> [WORK INSTRUCTIONS] Each line of the records that holds "verified" should be shown in full.

# # #

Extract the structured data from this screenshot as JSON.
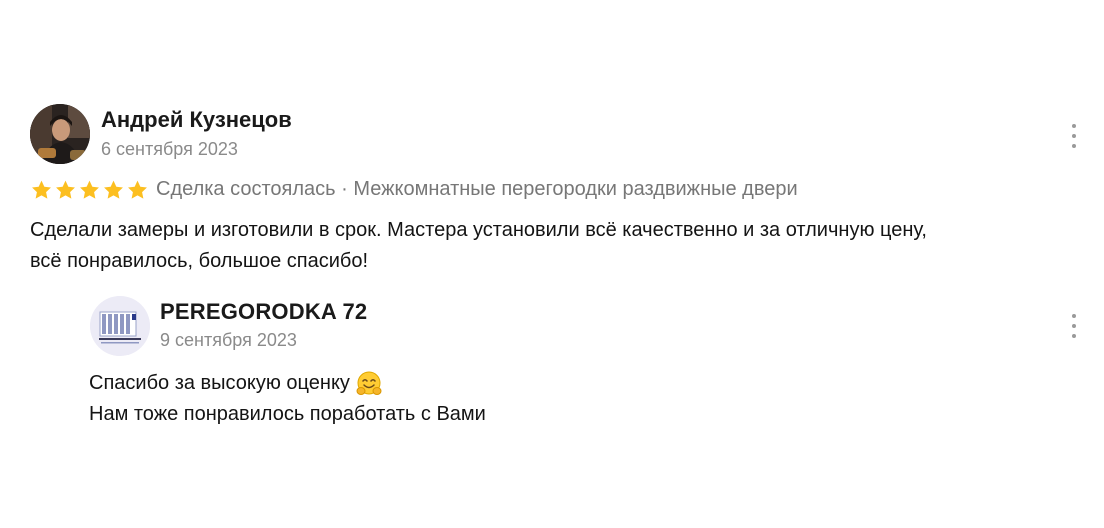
{
  "review": {
    "author_name": "Андрей Кузнецов",
    "date": "6 сентября 2023",
    "rating": 5,
    "rating_max": 5,
    "star_color": "#fcbf20",
    "meta": "Сделка состоялась · Межкомнатные перегородки раздвижные двери",
    "text_lines": [
      "Сделали замеры и изготовили в срок. Мастера установили всё качественно и за отличную цену,",
      "всё понравилось, большое спасибо!"
    ]
  },
  "reply": {
    "company_name": "PEREGORODKA 72",
    "date": "9 сентября 2023",
    "text_lines": [
      "Спасибо за высокую оценку",
      "Нам тоже понравилось поработать с Вами"
    ],
    "emoji": "smiling-face-with-open-hands-icon"
  },
  "icons": {
    "more": "more-vertical-icon",
    "star": "star-icon"
  }
}
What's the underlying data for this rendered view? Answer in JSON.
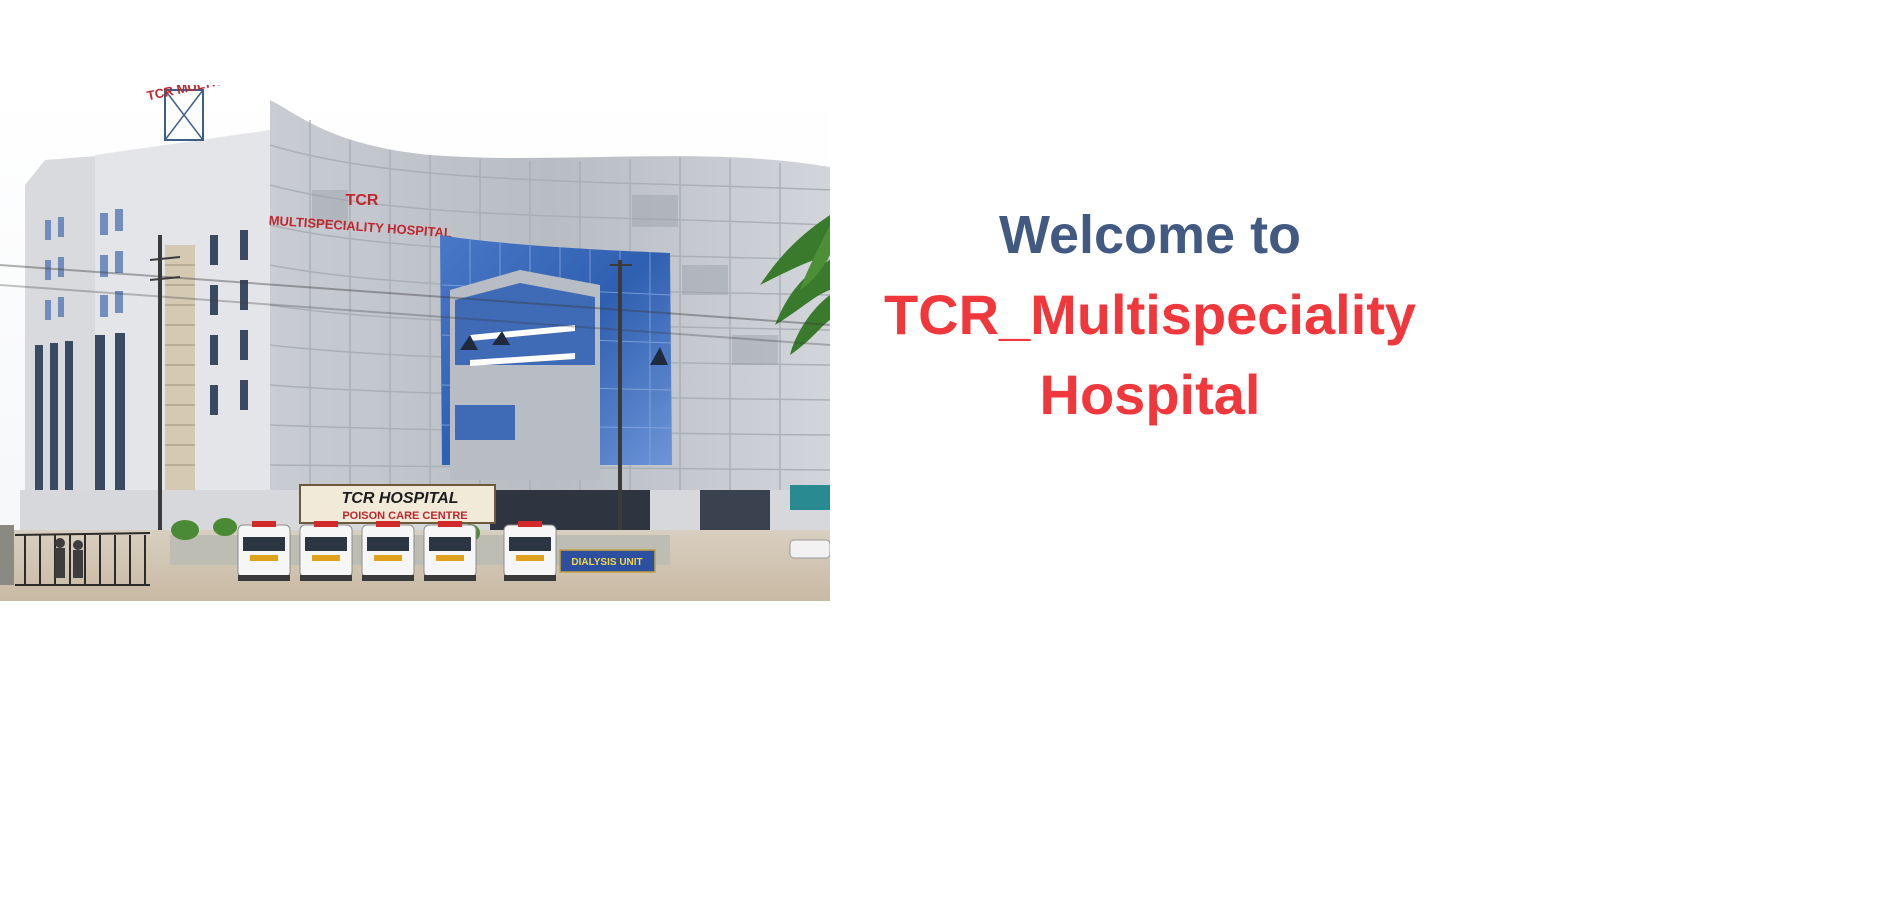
{
  "hero": {
    "image_icon": "hospital-building-photo",
    "building_sign_line1": "TCR",
    "building_sign_line2": "MULTISPECIALITY HOSPITAL",
    "entrance_sign_line1": "TCR HOSPITAL",
    "entrance_sign_line2": "POISON CARE CENTRE",
    "tower_sign": "TCR MULTISPECIALITY HOSPITAL",
    "dialysis_sign": "DIALYSIS UNIT"
  },
  "welcome": {
    "greeting": "Welcome to",
    "hospital_name_line1": "TCR_Multispeciality",
    "hospital_name_line2": "Hospital"
  },
  "colors": {
    "greeting": "#425a82",
    "hospital_name": "#f0383c",
    "background": "#ffffff"
  }
}
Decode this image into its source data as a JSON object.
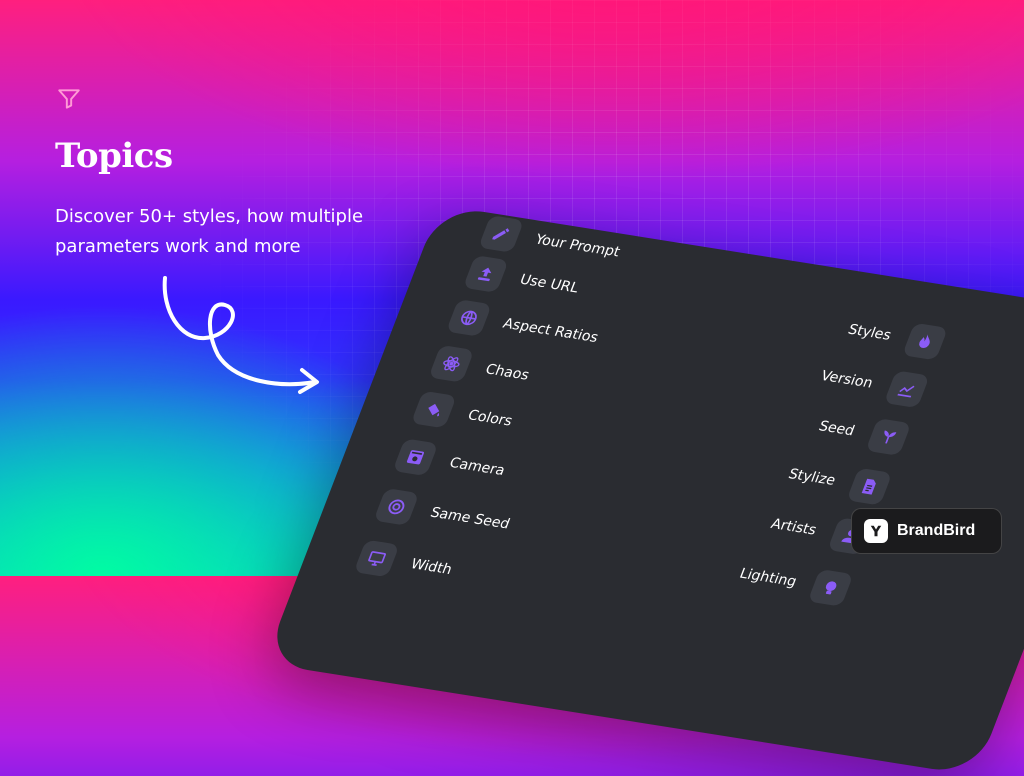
{
  "hero": {
    "title": "Topics",
    "subtitle": "Discover 50+ styles, how multiple parameters work and more"
  },
  "panel": {
    "left_items": [
      {
        "label": "Your Prompt",
        "icon": "edit-icon"
      },
      {
        "label": "Use URL",
        "icon": "upload-icon"
      },
      {
        "label": "Aspect Ratios",
        "icon": "globe-icon"
      },
      {
        "label": "Chaos",
        "icon": "atom-icon"
      },
      {
        "label": "Colors",
        "icon": "paint-bucket-icon"
      },
      {
        "label": "Camera",
        "icon": "camera-icon"
      },
      {
        "label": "Same Seed",
        "icon": "target-icon"
      },
      {
        "label": "Width",
        "icon": "monitor-icon"
      }
    ],
    "right_items": [
      {
        "label": "Styles",
        "icon": "fire-icon"
      },
      {
        "label": "Version",
        "icon": "line-chart-icon"
      },
      {
        "label": "Seed",
        "icon": "sprout-icon"
      },
      {
        "label": "Stylize",
        "icon": "document-icon"
      },
      {
        "label": "Artists",
        "icon": "person-icon"
      },
      {
        "label": "Lighting",
        "icon": "bulb-icon"
      }
    ]
  },
  "brand": {
    "name": "BrandBird"
  },
  "colors": {
    "accent": "#8b5cf6",
    "panel_bg": "#2a2c31",
    "icon_bg": "#3a3d45"
  }
}
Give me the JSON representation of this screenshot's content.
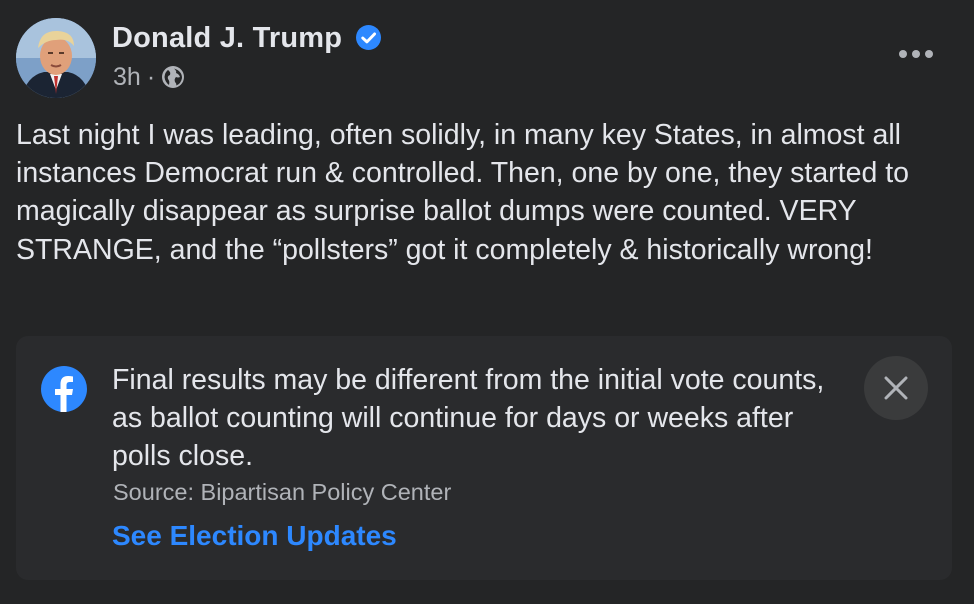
{
  "post": {
    "author": "Donald J. Trump",
    "timestamp": "3h",
    "separator": "·",
    "audience_icon": "globe-icon",
    "verified_icon": "verified-badge-icon",
    "more_icon": "more-options-icon",
    "text": "Last night I was leading, often solidly, in many key States, in almost all instances Democrat run & controlled. Then, one by one, they started to magically disappear as surprise ballot dumps were counted. VERY STRANGE, and the “pollsters” got it completely & historically wrong!"
  },
  "notice": {
    "icon": "facebook-logo-icon",
    "text": "Final results may be different from the initial vote counts, as ballot counting will continue for days or weeks after polls close.",
    "source": "Source: Bipartisan Policy Center",
    "link_label": "See Election Updates",
    "close_icon": "close-icon"
  },
  "colors": {
    "background": "#242526",
    "card": "#2a2b2d",
    "text_primary": "#e4e6eb",
    "text_secondary": "#b0b3b8",
    "link": "#2d88ff",
    "verified": "#2d88ff",
    "close_bg": "#3a3b3c"
  }
}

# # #

> [SOLVED PROBLEM]
    "verified_icon": "verified-badge-icon",
    "verified": "#2d88ff",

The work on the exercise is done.